In later Roman and Byzantine years, the area became better known, especially after the battle between the Roman and the Aetolian Commonwealth (Greek) armies, in the location of “Kokalia”, which ended in favour of the former. During the Byzantine times, the people of Evritania had the rare privileges of self-government and tax exemption. For this reason the northern part of the district was also called “Agrafa” (unwritten), because the residents were not listed in the Imperial tax registers.

Ottoman era[edit]

During the Turkish occupation of Greece, this area remained relatively free, especially the very remote areas in the mountains. For this reason, the population of the villages grew. During the 18th century a famous school was created here by Evgenios Yannoulis the Aetolian, a school which had a great contribution in awakening the ethnic consciousness of the nation. The Turks and Albanians raid the territory many times. However one of the turning points, at the historic site of Kefalovrisso, on the night of August 8, 1823, was when General Markos Botsaris was killed by the Turkish army sent by the Sultan to stop the Greek Rebellion. The Greek troops won the battle and, although the great shock from the death of the hero at first, the soldiers were to fight more bravely from then after.

Second World War[edit]

During the Second World War, when Hitler’s Nazis and Mussolini’s fascists were occupying the whole country, the “Government” was established in the village of Viniani during the Spring of 1944 and it proclaimed elections for a National Counsil. This Committee was convoked at Korischades, in the school building in 1944 with representatives from all over the country, and made substantial decisions about the Resistance war. These mountains became the stronghold of the Greek freedom fighters (Hellenic Liberation Army – EL.A.S.) against the German occupation during World War II. In the path of history,Karpenisi faced many destruction, the latest being its burning by the German army in the 1940s.

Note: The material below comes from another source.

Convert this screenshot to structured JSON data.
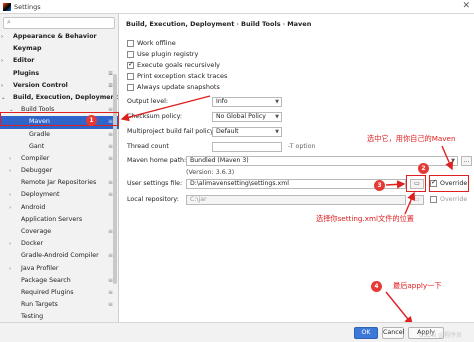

Modern Karpenisi[edit]

View of Karpenisi

This in an unremarkable market town in the middle of Roumeli, notable less for its own merits than for what’s around it. The chief attraction, in fact, is the Karpenisi Ski Centre eight miles out of town on Mount Velouhi, perched nearly 6,000 feet above sea level at a spot called Diavolotopos – literally, Devil’s place. This centre has ten pistes, seven ski lifts, the requisite number of restaurants and first aid facilities, and a stunning view of a good part of the central Greek mountain tops that has been compared to the view from near the top of Mont Blanc.Most of Greece is arid and dry but in Karpenisi there is much greenery and forestation. While far away from the sea and the world renowned islands of the Aegean and Ionian, Karpenisi has become an important ski center and an outdoors person’s play ground. In fact during the summer it is a great place to escape the heat.


The high school

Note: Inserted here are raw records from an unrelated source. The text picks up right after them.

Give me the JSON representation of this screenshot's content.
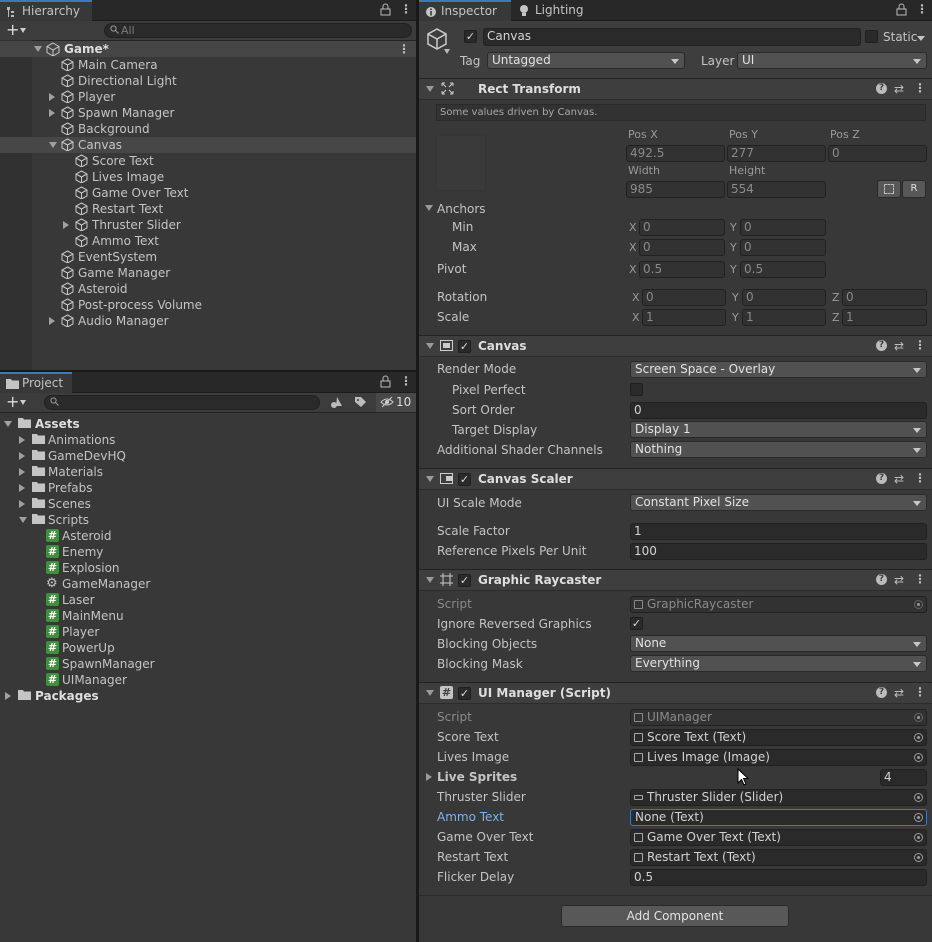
{
  "hierarchy": {
    "tab": "Hierarchy",
    "search_placeholder": "All",
    "scene": "Game*",
    "items": [
      {
        "label": "Main Camera"
      },
      {
        "label": "Directional Light"
      },
      {
        "label": "Player"
      },
      {
        "label": "Spawn Manager"
      },
      {
        "label": "Background"
      },
      {
        "label": "Canvas"
      },
      {
        "label": "Score Text"
      },
      {
        "label": "Lives Image"
      },
      {
        "label": "Game Over Text"
      },
      {
        "label": "Restart Text"
      },
      {
        "label": "Thruster Slider"
      },
      {
        "label": "Ammo Text"
      },
      {
        "label": "EventSystem"
      },
      {
        "label": "Game Manager"
      },
      {
        "label": "Asteroid"
      },
      {
        "label": "Post-process Volume"
      },
      {
        "label": "Audio Manager"
      }
    ]
  },
  "project": {
    "tab": "Project",
    "hidden_count": "10",
    "assets": "Assets",
    "folders": [
      "Animations",
      "GameDevHQ",
      "Materials",
      "Prefabs",
      "Scenes",
      "Scripts"
    ],
    "scripts": [
      "Asteroid",
      "Enemy",
      "Explosion",
      "GameManager",
      "Laser",
      "MainMenu",
      "Player",
      "PowerUp",
      "SpawnManager",
      "UIManager"
    ],
    "packages": "Packages"
  },
  "inspector": {
    "tab": "Inspector",
    "tab2": "Lighting",
    "object_name": "Canvas",
    "static_label": "Static",
    "tag_label": "Tag",
    "tag_value": "Untagged",
    "layer_label": "Layer",
    "layer_value": "UI",
    "rect": {
      "title": "Rect Transform",
      "note": "Some values driven by Canvas.",
      "posx_l": "Pos X",
      "posy_l": "Pos Y",
      "posz_l": "Pos Z",
      "posx": "492.5",
      "posy": "277",
      "posz": "0",
      "width_l": "Width",
      "height_l": "Height",
      "width": "985",
      "height": "554",
      "r_btn": "R",
      "anchors": "Anchors",
      "min": "Min",
      "max": "Max",
      "min_x": "0",
      "min_y": "0",
      "max_x": "0",
      "max_y": "0",
      "pivot": "Pivot",
      "pivot_x": "0.5",
      "pivot_y": "0.5",
      "rotation": "Rotation",
      "rot_x": "0",
      "rot_y": "0",
      "rot_z": "0",
      "scale": "Scale",
      "scale_x": "1",
      "scale_y": "1",
      "scale_z": "1",
      "x": "X",
      "y": "Y",
      "z": "Z"
    },
    "canvas": {
      "title": "Canvas",
      "render_mode_l": "Render Mode",
      "render_mode": "Screen Space - Overlay",
      "pixel_perfect_l": "Pixel Perfect",
      "sort_order_l": "Sort Order",
      "sort_order": "0",
      "target_display_l": "Target Display",
      "target_display": "Display 1",
      "shader_channels_l": "Additional Shader Channels",
      "shader_channels": "Nothing"
    },
    "scaler": {
      "title": "Canvas Scaler",
      "mode_l": "UI Scale Mode",
      "mode": "Constant Pixel Size",
      "factor_l": "Scale Factor",
      "factor": "1",
      "ppu_l": "Reference Pixels Per Unit",
      "ppu": "100"
    },
    "raycaster": {
      "title": "Graphic Raycaster",
      "script_l": "Script",
      "script": "GraphicRaycaster",
      "ignore_l": "Ignore Reversed Graphics",
      "blocking_l": "Blocking Objects",
      "blocking": "None",
      "mask_l": "Blocking Mask",
      "mask": "Everything"
    },
    "uimanager": {
      "title": "UI Manager (Script)",
      "script_l": "Script",
      "script": "UIManager",
      "score_l": "Score Text",
      "score": "Score Text (Text)",
      "lives_l": "Lives Image",
      "lives": "Lives Image (Image)",
      "sprites_l": "Live Sprites",
      "sprites": "4",
      "thruster_l": "Thruster Slider",
      "thruster": "Thruster Slider (Slider)",
      "ammo_l": "Ammo Text",
      "ammo": "None (Text)",
      "gameover_l": "Game Over Text",
      "gameover": "Game Over Text (Text)",
      "restart_l": "Restart Text",
      "restart": "Restart Text (Text)",
      "flicker_l": "Flicker Delay",
      "flicker": "0.5"
    },
    "add_component": "Add Component"
  },
  "colors": {
    "accent": "#3a79bb",
    "highlight_label": "#7fb1ea",
    "script_icon": "#3e8f3e"
  }
}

The municipality Karpenisi was formed at the 2011 local government reform by the merger of the following 6 former municipalities, that became municipal units:[2]

  • Domnista (Ampliani, Domnista, Krikello, Mesokomi, Psiana, Roska, Stavloi)
  • Fourna (Fourna, Kleisto, Vracha)
  • Karpenisi (Agia Vlacherna, Agios Andreas, Agios Nikolaos, Fidakia, Kalesmeno, Karpenisi, Koryschades, Myriki, Papparousi, Pavlopoulo, Sella, Stefani, Stenoma, Voutyro)
  • Ktimenia (Agia Triada, Agios Charalampos, Chochlia, Domianoi, Petralona)
  • Potamia (Aniada, Chelidonas, Dermati, Karitsa, Klafsi, Megalo Chorio, Mikro Chorio, Mouzilo, Nostimo, Sygkrellos)
  • Prousos (Alestia, Aspropyrgos, Esochoria, Kastania, Katavothra, Prodromos, Prousos, Sarkini, Stavrochori, Tornos, Velota)

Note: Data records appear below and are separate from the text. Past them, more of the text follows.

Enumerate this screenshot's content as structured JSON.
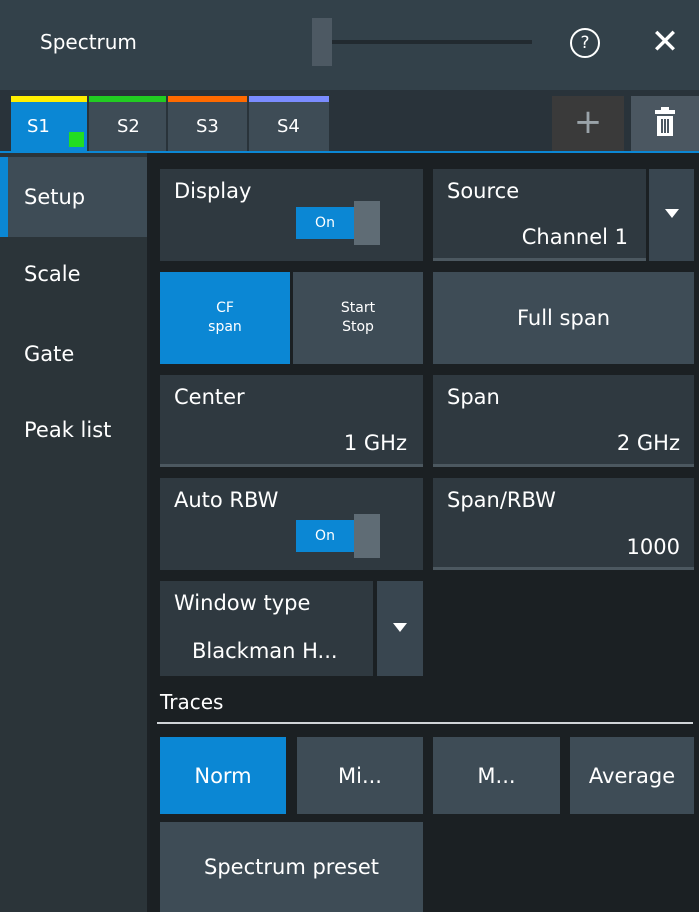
{
  "title": "Spectrum",
  "header": {
    "help_icon": "?",
    "close_icon": "✕"
  },
  "tabs": [
    {
      "label": "S1",
      "color": "#ffee00",
      "active": true
    },
    {
      "label": "S2",
      "color": "#22cc22"
    },
    {
      "label": "S3",
      "color": "#ff6a00"
    },
    {
      "label": "S4",
      "color": "#7b8cff"
    }
  ],
  "toolbar": {
    "add_label": "+"
  },
  "nav": [
    {
      "label": "Setup"
    },
    {
      "label": "Scale"
    },
    {
      "label": "Gate"
    },
    {
      "label": "Peak list"
    }
  ],
  "display": {
    "label": "Display",
    "toggle": "On"
  },
  "source": {
    "label": "Source",
    "value": "Channel 1"
  },
  "span_mode": {
    "cf_line1": "CF",
    "cf_line2": "span",
    "ss_line1": "Start",
    "ss_line2": "Stop"
  },
  "full_span": {
    "label": "Full span"
  },
  "center": {
    "label": "Center",
    "value": "1 GHz"
  },
  "span": {
    "label": "Span",
    "value": "2 GHz"
  },
  "auto_rbw": {
    "label": "Auto RBW",
    "toggle": "On"
  },
  "span_rbw": {
    "label": "Span/RBW",
    "value": "1000"
  },
  "window_type": {
    "label": "Window type",
    "value": "Blackman H..."
  },
  "traces": {
    "section_label": "Traces",
    "buttons": [
      "Norm",
      "Mi...",
      "M...",
      "Average"
    ]
  },
  "preset": {
    "label": "Spectrum preset"
  },
  "colors": {
    "accent": "#0b87d4",
    "panel": "#2f3940",
    "button": "#3e4c56"
  }
}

Historical population[edit]

Year Municipal unit Municipality
1981 5,230 -
1991 8,185 -
2001 9,390 -
2011 8,575 13,105

Sister cities[edit]

Notable people[edit]

Facts in Karpenisi[edit]


  1. ^ Detailed census results 2011 (Greek)
  2. ^ Kallikratis law Greece Ministry of Interior (Greek)
  3. ^ "Karpenisi, Greece". Retrieved 7 October 2010. 

External links[edit]